Additionally, be recruiting less informed voters you encourage politicians to adjust their stances to appeal to a less informed population. This intervention seems actively harmful on all but the most partisan of grounds.

I can see the value of voter registration as an activity for engaging group members, as it provides a very tangible impact.

On the other hand it is a radical departure from EA principles which focus on measurability instead of things that just sound good. Voter registration has a strong intuitive appeal - as does many other ideas such as the idea of empowering aid recipients - but when the rubber hits the road - what is the actual impact? This is something that is way too difficult to predict and far too dependent on subjective views on controversial topics. Particularly, the idea that X is valuable because everyone in mainstream society things it is valuable is greatly concerning from an EA perspective.
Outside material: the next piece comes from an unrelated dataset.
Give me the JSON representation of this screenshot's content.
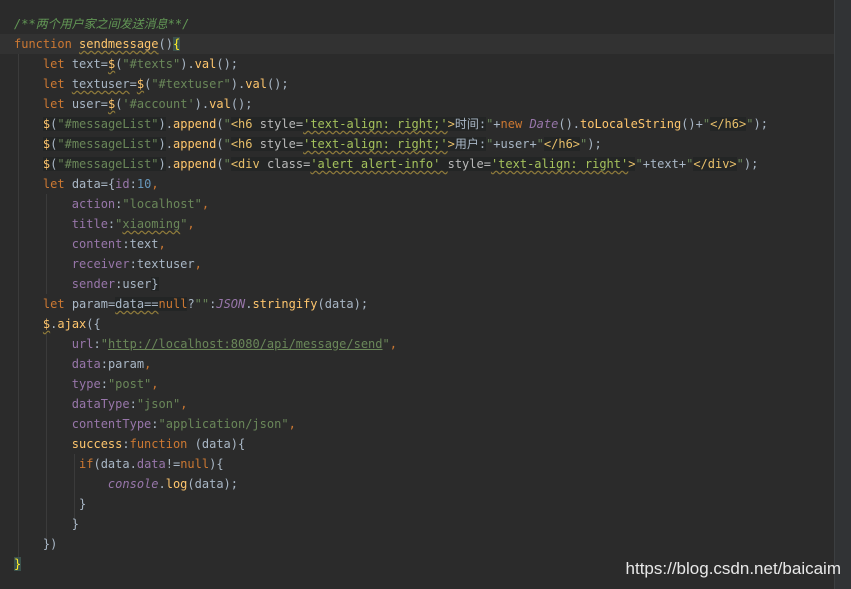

As soon as EA chapters start engaging in voter registration, we would have greatly undermined the purpose of EA. This purpose is not, as might be supposed, ensuring that all altruists focus on measurable cause areas, but uniting and growing the community of people focusing on measurable cause areas. When groups start focusing on non-measurable cause areas, this hampers achieving this objective. I mean, one non-measurable cause area by itself would have negligent impact, but the worry is that each such cause area makes it more likely that Effective Altruism losses its focus.

Measurability doesn't sound quite adequate to describe what this proposal is missing.

FHI and MIRI have major problems with measurability, yet have somewhat plausible claims to fit EA principles.

Voter registration has similar problems with estimating how it affects goals such as lives saved, but seems to be missing an analysis of why the expected number of lives saved is positive or negative.

Thanks for the comment. I added the following paragraph to clarify the value:

Several people have attempted to estimate the value of a marginal vote: Peter Norvig estimates it at around $1 million; Edlin, Gelman and Kaplan estimate it at around $30,000-$400,000 based on different scenarios. (The latter set of authors have a more theoretical paper as well.) If you take these figures at anything approaching face value, this is by far the most effective meet up with ever done.

I vote regularly, by mail, after spending a few hours reading up on the issues, but you shouldn't take those numbers at face value though, e.g. those dollars are far from comparable to dollars spent on effective charity. I would say they are orders of magnitude off from the decision-relevant calculation.

Yeah. Do you know of better estimates?